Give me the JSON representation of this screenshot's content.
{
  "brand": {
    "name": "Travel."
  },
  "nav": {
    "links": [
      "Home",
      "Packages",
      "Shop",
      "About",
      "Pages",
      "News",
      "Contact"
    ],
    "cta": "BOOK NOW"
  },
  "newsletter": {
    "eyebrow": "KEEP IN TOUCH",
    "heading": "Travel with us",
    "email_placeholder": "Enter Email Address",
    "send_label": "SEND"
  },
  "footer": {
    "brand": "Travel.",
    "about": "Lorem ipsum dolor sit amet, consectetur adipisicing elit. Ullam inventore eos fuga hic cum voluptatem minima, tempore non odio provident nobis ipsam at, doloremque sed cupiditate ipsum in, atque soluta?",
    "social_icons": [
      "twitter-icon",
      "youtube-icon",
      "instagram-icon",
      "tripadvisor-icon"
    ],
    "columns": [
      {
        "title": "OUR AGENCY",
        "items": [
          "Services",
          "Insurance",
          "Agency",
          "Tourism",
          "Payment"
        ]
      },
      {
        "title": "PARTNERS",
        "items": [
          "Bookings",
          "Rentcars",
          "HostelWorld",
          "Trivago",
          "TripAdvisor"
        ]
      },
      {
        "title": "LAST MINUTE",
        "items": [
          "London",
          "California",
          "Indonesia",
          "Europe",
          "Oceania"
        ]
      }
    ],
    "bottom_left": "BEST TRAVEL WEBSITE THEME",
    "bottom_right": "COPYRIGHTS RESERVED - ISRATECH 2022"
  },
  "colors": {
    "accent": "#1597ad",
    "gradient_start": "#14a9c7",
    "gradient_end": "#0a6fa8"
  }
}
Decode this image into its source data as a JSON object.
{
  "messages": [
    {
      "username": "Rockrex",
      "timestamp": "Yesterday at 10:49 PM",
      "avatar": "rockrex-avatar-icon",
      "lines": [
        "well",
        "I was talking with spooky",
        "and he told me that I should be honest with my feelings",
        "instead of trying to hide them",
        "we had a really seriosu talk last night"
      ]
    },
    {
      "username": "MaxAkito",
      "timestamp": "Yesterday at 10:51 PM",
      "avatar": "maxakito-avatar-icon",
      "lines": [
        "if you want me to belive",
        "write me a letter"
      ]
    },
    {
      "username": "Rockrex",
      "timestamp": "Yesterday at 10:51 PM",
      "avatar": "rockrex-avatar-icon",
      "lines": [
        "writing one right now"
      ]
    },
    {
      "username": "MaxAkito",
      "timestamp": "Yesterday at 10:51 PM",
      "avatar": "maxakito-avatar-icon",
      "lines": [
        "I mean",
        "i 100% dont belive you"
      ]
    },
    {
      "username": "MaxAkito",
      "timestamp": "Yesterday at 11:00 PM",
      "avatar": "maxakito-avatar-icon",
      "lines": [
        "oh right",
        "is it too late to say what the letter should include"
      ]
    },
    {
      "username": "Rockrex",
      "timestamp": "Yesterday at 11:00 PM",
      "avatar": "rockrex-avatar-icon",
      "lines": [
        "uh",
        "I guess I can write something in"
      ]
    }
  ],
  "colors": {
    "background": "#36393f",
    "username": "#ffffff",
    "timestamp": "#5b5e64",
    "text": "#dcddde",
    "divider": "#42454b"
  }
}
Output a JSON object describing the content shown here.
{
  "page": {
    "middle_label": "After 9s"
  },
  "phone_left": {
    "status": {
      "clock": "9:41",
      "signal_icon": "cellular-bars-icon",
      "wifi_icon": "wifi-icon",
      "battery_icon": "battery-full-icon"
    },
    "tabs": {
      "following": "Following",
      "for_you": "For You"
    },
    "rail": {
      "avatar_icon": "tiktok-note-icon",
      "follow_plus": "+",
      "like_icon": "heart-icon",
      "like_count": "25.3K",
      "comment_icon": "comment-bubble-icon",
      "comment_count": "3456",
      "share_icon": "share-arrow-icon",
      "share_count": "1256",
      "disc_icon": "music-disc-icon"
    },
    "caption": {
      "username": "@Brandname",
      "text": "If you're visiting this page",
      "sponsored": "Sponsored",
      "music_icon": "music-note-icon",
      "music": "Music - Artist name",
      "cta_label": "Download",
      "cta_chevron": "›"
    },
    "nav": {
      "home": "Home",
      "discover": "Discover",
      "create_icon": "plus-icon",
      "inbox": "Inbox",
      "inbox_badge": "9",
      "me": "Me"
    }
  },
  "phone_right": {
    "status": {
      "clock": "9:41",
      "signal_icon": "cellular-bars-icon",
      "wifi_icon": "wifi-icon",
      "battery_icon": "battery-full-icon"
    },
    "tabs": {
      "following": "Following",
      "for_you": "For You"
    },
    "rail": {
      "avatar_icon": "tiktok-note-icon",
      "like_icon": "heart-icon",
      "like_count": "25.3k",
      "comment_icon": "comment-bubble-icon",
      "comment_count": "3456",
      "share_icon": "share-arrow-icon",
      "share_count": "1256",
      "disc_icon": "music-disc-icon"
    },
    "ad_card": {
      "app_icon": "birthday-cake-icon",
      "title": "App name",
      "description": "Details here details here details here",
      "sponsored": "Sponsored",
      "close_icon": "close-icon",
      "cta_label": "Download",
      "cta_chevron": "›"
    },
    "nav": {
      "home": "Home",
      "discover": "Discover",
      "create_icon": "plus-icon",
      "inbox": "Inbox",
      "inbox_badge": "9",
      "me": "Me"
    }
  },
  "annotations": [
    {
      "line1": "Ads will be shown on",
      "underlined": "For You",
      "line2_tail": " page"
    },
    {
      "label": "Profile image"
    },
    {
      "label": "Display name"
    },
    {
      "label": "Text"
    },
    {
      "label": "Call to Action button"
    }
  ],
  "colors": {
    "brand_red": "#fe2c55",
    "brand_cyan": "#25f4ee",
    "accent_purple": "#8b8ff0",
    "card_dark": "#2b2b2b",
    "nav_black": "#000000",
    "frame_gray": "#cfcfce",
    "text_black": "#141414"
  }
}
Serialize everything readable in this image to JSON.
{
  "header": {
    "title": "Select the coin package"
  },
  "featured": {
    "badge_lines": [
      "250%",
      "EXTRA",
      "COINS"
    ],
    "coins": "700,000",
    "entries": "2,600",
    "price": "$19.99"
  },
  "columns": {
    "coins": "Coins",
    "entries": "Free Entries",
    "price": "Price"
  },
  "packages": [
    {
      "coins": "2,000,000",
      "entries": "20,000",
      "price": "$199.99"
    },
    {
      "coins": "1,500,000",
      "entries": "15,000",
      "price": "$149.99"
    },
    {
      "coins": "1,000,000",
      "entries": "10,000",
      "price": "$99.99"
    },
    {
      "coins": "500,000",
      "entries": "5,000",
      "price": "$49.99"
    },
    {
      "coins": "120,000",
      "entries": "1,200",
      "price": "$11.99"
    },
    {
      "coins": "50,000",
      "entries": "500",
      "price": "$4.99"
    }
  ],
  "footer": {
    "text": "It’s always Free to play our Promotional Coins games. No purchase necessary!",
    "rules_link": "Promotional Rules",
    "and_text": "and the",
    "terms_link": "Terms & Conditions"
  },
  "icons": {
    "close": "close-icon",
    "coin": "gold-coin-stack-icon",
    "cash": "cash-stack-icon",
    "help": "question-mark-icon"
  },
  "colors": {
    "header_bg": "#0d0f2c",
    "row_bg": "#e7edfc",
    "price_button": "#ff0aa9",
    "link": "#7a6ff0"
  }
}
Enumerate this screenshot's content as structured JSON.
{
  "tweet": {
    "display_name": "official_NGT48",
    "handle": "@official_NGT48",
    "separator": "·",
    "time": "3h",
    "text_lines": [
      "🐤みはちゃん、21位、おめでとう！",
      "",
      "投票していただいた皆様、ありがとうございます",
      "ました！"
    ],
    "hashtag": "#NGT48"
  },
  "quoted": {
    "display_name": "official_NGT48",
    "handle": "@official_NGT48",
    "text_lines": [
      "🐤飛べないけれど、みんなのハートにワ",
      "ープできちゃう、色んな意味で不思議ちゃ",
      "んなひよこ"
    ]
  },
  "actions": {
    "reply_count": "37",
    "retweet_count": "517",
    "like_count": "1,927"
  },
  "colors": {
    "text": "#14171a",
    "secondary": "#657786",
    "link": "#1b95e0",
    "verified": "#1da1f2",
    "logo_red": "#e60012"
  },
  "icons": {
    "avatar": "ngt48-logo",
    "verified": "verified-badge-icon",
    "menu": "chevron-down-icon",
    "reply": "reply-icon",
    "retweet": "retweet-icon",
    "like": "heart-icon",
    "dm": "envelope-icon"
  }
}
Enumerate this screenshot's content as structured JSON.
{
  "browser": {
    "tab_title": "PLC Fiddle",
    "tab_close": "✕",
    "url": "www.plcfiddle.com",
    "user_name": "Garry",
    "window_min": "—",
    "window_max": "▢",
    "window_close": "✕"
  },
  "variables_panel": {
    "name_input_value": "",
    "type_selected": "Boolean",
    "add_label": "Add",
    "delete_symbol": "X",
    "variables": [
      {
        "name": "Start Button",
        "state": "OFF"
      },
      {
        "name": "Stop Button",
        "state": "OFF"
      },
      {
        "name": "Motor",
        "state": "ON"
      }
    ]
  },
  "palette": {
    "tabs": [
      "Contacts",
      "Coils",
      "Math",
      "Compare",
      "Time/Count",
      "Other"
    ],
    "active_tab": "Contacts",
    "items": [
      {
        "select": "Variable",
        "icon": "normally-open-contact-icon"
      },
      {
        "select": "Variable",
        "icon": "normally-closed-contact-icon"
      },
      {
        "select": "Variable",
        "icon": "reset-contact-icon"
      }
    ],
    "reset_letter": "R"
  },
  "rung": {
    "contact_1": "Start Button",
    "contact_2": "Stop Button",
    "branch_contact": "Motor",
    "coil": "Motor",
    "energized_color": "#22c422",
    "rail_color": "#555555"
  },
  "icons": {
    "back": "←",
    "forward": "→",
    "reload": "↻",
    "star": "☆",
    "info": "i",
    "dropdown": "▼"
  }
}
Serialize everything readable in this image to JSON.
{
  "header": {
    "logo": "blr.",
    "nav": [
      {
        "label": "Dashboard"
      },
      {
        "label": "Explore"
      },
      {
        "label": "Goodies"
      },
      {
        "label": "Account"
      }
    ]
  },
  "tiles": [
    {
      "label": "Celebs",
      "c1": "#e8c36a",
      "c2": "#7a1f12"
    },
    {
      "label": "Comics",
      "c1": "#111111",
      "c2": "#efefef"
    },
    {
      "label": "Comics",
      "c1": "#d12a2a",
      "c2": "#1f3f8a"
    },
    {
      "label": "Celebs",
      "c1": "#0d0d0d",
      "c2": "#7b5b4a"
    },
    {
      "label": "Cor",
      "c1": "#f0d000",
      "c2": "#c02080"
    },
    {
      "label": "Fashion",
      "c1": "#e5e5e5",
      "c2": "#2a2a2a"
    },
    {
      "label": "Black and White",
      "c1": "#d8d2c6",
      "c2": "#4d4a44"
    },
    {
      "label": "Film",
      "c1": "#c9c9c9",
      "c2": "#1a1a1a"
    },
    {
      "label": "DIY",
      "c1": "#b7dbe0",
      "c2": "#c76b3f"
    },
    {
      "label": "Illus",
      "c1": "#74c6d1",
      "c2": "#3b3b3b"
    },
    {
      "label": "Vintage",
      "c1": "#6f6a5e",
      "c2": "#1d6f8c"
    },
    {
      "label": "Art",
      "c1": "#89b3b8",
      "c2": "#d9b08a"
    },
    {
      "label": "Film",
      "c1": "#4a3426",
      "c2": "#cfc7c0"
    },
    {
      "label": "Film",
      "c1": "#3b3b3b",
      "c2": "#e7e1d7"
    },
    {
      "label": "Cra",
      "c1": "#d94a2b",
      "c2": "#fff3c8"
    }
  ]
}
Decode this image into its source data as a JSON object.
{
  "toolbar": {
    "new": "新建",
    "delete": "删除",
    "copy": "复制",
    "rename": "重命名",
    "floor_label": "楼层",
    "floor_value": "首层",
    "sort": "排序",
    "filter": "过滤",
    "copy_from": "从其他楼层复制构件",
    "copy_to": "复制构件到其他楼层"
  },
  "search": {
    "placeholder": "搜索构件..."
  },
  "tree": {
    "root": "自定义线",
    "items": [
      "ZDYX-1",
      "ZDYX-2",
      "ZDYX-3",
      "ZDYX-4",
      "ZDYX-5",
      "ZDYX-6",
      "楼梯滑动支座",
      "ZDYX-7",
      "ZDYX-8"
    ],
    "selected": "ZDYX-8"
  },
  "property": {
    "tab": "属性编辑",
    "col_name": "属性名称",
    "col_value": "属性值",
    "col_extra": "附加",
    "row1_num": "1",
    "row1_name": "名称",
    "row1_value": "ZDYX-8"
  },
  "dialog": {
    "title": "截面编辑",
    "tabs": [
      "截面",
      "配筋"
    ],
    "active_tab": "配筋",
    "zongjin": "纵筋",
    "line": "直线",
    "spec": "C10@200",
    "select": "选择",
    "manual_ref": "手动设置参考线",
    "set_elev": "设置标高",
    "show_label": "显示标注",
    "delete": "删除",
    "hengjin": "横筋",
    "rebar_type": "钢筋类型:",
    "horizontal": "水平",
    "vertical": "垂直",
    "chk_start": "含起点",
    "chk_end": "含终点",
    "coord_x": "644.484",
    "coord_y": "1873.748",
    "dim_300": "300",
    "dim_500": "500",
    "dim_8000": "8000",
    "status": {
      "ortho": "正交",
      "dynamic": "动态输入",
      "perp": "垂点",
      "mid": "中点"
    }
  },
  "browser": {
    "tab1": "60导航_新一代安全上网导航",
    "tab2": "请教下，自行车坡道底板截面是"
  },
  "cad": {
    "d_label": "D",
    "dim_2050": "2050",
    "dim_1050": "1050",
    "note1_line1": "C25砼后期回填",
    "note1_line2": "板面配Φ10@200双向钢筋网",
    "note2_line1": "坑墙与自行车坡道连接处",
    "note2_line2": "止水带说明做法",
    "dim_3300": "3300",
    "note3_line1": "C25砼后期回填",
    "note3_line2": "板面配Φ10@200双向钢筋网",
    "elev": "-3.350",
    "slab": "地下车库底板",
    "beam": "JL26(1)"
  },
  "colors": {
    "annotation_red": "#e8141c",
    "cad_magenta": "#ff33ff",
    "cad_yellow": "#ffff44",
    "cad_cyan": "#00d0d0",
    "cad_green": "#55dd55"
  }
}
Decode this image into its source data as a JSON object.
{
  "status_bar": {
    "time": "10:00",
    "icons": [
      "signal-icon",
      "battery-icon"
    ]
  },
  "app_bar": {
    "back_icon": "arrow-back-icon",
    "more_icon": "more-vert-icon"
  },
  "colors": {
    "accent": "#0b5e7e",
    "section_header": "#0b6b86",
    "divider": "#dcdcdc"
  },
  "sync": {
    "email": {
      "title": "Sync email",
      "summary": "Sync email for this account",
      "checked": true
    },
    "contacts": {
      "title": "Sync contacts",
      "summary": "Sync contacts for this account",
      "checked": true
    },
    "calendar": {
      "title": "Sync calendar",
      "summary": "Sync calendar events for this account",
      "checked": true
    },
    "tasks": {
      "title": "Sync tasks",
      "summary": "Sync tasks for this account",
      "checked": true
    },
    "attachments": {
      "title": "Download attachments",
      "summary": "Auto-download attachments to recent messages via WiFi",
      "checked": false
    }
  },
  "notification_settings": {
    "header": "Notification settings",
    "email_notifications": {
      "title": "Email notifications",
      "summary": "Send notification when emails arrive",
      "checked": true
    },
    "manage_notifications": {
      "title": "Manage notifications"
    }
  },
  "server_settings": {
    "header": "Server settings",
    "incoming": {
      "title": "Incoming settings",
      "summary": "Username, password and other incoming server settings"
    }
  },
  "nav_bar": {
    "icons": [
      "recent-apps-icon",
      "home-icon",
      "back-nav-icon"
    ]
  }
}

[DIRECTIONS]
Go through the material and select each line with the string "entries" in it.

[EXERCISE SOLUTION]
    "entries": "2,600",
    "entries": "Free Entries",
      "entries": "20,000",
      "entries": "15,000",
      "entries": "10,000",
      "entries": "5,000",
      "entries": "1,200",
      "entries": "500",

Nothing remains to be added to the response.